Choi, though, had read through almost all the hot new books on North Korea. He said what really mattered were the behind-the-scenes working-level talks between Trump’s and Kim’s deputies, the details of which haven’t been made public.

As for the talks, which he watched live from his home in Seoul, he said: “It’s just words. A feast of words. A festival of words.”


Among his friends, members of a generation that remembers the tensions following the Korean War, negative responses to the summit were predominant, he said. That especially seemed to be the case for friends who emigrated to the U.S., many of whom he said left the country fearing another war with North Korea.

Younger South Koreans appeared more eager to do their part to make entreaties across the demilitarized zone separating the two Koreas.

Students at Seoul National University said Friday they sent an email to their counterparts at Pyongyang’s Kim Il Sung University, suggesting they meet in the North Korean capital as soon as this summer. They told reporters they were able to confirm that the email was read, and were anxiously awaiting a reply.

Lee, the nonprofit worker, was more tempered in her enthusiasm. She said the meeting between the U.S. and North Korea was significant but said the talks also carried risks of relations deteriorating if they fall through. She said she found it disappointing that Moon appeared to not have been fully looped in.

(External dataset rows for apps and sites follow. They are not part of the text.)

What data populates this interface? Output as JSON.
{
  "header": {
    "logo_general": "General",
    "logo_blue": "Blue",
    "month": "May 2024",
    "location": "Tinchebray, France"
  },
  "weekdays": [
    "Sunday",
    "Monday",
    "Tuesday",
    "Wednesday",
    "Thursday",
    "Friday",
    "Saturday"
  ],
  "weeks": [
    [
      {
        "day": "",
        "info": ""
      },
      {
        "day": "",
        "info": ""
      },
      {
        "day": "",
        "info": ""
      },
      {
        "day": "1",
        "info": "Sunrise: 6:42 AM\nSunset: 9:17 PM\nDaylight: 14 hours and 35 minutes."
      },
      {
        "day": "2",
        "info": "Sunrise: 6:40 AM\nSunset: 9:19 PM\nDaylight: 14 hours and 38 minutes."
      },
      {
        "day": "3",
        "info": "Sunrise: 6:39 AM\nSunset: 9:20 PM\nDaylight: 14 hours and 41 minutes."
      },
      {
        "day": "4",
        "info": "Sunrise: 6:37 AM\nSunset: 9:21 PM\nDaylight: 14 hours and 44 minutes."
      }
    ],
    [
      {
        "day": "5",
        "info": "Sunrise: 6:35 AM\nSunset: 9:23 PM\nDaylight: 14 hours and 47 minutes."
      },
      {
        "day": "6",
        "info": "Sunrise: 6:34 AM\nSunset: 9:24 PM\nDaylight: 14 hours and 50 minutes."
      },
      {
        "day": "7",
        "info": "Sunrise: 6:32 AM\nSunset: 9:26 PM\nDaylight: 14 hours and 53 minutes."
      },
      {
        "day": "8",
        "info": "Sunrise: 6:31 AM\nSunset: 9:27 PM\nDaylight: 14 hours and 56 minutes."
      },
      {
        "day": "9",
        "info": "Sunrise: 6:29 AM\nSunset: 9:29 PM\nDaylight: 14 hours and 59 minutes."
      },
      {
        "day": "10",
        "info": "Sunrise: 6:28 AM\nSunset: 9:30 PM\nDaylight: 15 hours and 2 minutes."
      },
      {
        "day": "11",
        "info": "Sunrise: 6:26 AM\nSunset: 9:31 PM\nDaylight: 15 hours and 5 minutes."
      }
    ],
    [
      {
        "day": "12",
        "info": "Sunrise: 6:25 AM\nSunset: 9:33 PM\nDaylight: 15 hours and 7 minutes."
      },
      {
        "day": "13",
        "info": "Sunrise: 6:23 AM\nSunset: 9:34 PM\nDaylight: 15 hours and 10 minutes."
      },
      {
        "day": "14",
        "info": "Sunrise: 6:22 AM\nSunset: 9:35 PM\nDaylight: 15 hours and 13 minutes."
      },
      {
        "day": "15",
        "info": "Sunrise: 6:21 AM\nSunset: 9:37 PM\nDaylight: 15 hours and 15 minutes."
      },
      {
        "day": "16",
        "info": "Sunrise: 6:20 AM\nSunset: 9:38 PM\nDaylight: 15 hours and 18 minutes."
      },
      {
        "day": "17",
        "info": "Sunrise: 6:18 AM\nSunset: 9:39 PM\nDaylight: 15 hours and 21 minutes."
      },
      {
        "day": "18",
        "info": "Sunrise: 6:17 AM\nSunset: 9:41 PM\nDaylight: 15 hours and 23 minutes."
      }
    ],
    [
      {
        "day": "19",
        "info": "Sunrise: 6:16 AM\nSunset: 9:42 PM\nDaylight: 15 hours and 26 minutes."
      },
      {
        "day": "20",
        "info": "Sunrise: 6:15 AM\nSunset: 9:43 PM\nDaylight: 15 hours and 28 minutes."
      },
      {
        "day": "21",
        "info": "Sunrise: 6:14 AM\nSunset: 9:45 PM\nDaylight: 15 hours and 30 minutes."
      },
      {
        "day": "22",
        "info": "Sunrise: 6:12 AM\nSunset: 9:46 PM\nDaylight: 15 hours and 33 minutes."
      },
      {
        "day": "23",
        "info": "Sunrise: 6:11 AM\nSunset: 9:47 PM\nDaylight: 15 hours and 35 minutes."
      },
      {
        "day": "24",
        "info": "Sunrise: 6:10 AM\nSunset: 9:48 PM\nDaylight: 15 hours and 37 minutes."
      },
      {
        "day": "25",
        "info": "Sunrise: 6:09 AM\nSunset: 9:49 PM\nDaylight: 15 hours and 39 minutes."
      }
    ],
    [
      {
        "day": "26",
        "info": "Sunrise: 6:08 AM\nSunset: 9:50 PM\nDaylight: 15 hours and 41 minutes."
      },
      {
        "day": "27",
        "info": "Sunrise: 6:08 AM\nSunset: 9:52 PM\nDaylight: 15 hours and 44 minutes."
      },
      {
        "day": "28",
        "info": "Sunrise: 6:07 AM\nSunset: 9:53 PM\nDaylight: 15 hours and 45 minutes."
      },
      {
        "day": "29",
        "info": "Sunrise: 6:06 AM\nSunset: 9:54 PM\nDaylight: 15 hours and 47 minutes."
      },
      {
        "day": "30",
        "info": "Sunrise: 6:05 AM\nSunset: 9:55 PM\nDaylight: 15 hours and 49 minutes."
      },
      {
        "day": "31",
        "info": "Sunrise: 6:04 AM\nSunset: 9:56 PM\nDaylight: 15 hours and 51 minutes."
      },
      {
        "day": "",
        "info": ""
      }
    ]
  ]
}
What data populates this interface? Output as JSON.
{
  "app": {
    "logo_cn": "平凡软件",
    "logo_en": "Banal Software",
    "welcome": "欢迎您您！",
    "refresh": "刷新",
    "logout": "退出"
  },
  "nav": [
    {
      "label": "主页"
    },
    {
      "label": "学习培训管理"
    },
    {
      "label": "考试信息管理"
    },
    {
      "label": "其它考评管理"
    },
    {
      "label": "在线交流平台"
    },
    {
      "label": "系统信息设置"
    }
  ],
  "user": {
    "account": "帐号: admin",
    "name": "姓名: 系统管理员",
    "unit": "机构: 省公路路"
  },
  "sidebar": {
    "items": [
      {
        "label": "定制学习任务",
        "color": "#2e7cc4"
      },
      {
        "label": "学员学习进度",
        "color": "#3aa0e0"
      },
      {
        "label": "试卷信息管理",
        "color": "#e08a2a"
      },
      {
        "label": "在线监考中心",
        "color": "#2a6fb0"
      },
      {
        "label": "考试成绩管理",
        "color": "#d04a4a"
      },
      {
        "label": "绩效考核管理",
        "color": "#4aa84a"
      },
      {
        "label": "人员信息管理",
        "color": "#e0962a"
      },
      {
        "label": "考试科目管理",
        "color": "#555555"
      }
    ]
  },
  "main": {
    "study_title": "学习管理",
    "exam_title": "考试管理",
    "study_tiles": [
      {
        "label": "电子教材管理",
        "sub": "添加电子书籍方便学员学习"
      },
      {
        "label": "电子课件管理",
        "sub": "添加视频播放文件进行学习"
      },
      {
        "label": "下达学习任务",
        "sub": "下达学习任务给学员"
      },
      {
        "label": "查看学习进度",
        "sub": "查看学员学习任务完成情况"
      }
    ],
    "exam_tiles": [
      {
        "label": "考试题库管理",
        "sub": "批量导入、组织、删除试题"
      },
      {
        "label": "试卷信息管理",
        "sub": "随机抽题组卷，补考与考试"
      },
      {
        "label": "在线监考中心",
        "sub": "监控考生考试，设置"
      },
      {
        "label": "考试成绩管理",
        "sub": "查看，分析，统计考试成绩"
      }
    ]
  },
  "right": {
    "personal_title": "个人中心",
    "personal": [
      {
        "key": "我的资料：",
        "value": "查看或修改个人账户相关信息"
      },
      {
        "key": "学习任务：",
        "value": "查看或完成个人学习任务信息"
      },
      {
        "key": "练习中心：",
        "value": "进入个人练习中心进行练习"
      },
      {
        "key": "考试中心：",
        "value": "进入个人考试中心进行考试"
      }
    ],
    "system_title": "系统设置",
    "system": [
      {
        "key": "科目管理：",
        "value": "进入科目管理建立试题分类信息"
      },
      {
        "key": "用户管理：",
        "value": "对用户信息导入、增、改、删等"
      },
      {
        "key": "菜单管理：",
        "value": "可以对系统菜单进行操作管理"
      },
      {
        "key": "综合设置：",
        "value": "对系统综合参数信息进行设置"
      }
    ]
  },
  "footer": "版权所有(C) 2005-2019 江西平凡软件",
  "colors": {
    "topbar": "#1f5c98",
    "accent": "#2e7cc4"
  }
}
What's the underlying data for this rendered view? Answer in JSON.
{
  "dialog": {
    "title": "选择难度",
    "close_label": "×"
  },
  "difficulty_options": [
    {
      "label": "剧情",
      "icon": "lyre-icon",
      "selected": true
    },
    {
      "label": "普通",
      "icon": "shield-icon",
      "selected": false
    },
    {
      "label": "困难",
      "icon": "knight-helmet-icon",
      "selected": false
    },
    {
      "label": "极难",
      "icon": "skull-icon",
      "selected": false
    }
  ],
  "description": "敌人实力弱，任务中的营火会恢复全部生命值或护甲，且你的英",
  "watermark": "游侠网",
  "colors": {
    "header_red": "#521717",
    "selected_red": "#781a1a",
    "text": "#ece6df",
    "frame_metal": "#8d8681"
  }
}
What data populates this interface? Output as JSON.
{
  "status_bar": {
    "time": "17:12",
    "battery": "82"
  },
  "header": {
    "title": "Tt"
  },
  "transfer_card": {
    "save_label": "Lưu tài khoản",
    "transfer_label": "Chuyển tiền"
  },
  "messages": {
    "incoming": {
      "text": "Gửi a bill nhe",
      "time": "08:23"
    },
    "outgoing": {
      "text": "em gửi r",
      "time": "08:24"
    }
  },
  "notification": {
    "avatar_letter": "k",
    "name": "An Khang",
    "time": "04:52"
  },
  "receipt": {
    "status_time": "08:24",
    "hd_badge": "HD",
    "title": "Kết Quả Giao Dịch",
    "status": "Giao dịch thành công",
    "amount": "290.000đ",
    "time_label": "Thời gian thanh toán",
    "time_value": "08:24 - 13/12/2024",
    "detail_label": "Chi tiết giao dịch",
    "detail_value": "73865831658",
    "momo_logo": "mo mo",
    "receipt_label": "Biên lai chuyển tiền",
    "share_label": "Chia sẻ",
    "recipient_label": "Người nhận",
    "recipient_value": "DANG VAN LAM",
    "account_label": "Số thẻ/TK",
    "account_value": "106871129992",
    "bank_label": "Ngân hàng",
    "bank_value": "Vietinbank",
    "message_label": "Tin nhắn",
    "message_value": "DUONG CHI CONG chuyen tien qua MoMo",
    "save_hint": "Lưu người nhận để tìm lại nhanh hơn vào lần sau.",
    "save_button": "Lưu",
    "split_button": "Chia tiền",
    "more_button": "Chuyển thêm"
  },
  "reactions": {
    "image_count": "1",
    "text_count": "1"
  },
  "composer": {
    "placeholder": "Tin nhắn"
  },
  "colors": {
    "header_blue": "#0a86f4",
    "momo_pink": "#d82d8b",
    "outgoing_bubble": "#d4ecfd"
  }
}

“But nothing will get resolved if they don’t talk,” she said. “I’m trying to look at it in a positive light.” | Twitter: @vicjkim